Cracked Star David Sutcliffe Says Canadian TV is About to 'Explode'
March 12, 2013By Leah Collins
The psyche, the subconscious: David Sutcliffe, the star of CBC TV's Cracked, was tossing out a bit of psychological jargon while holding court at Toronto's Soho House Monday night (March 11), there to take questions from the intimate crowd and moderator Reshmi Nair(CBC News Now) as part of a conversation about his fledgling show.
If you own a box set of Gilmore Girls, you might know the Saskatoon-raised actor as "Rory's Dad." (The nickname was a running joke all Monday night.) But on Cracked, Sutcliffe plays Detective Aidan Black. He's a Toronto cop grappling with the effects of post-traumatic stress - flashbacks, freeze-ups on the job. And assigned to a special team of the Toronto police, the Psych Crimes Unit - a special fictional team of the Toronto police - a few psych textbook terms were bound to surface in an hour-long Q&A. Learning by osmosis and all that.
While Cracked co-stars including Dayo Ade took in the scene, Sutcliffe and series creator Calum de Hartog touched on the real-life psychological issues that inform the show; the series has strived to open the conversation on mental illness, after all, and it's next episode, airing March 19, will address suicide and bullying. (If you wanted scoop on whether Cracked will return for a second season, or whether Aidan will finally hook up with Dr. Ridley, you'll have to hold tight; "You have to ask the writers about that," is all the actor will say.)
-- Christian Carter
But it was a topic, not a person, that was under the most analysis Monday night.
How, exactly, is Canadian TV doing?
Sutcliffe's February interview for CBC's Q first started that conversation. "Sometimes I feel a sense of complacency," he told Q's Jian Ghomeshi at the time, discussing the state of Canadian film and TV production. "I don't think people are shooting high enough sometimes."
Watch the interview:
"It created a bit of a stir, some conversation at least," Nair said Monday of his comments on Q.
And Sutcliffe's diagnosis of Canadian TV remains mostly unchanged. Canadians in film and TV - and maybe every industry - need to work on their self esteem.
"I think there's just a subtle, unconscious restriction - like a ceiling that's somewhere in the psyche," Sutcliffe said, explaining why he thinks the Canadian TV industry isn't living up to its potential.
The silver lining: Sutcliffe, and Cracked creator de Hartog, both think we're on the verge of a breakthrough.
"I got a lot of positive response from what I said with Jian," Sutcliffe said. "A lot of people came up to me and said, 'I appreciate you saying that. [...] But I think people feel this longing to go further, to take more risks, to work at a higher level. I don't think there's any reason -- especially with how television is with Netflix and iTunes, you're selling to a worldwide market -- why the next Breaking Bad or the next Mad Men can't come out of Canada.
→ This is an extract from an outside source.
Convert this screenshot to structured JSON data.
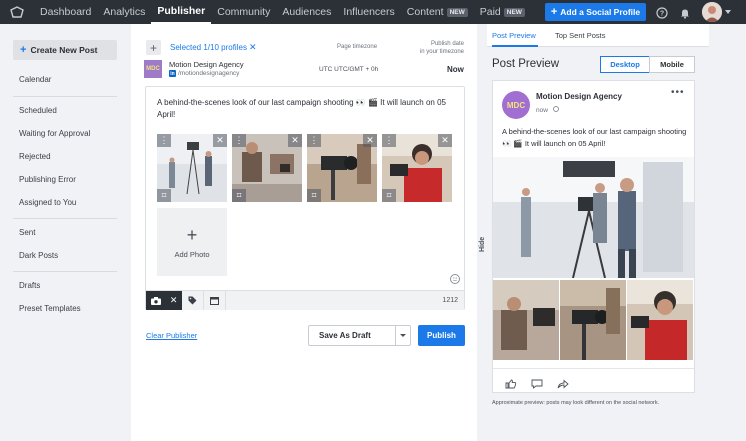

I think it should."
"We don't give ourselves enought credit for what it is we're doing," Sutcliffe continued.
"We're surprised when we succeed," offered Nair at one point.
"Right," said Sutcliffe, "except in hockey."
-- Christian Carter
"There's great people out here making great stuff," he said. "I think Republic of Doyle, you look at that and what Allan Hawco has done with that show, I think it's incredible," said Sutcliffe, also shouting out another CBC show, the recently wrapped Being Erica.
"Up here, I think the passion is here, I think the talent is here, I think the scale is different," said Cracked creator de Hartog, adding his take on the Canadian TV climate. "We're just starting to see it - just a bit of a different structure in the way things are being made and I think it's making some really cool shows."
Names were not named; Cracked, perhaps, was implied.
"And I think it's going to get better and better," said Sutcliffe, "I can feel the intention."
"My feeling is it's just starting, that this industry is just about to explode here in Canada and that's one reason I came here because I want to be a part of THAT.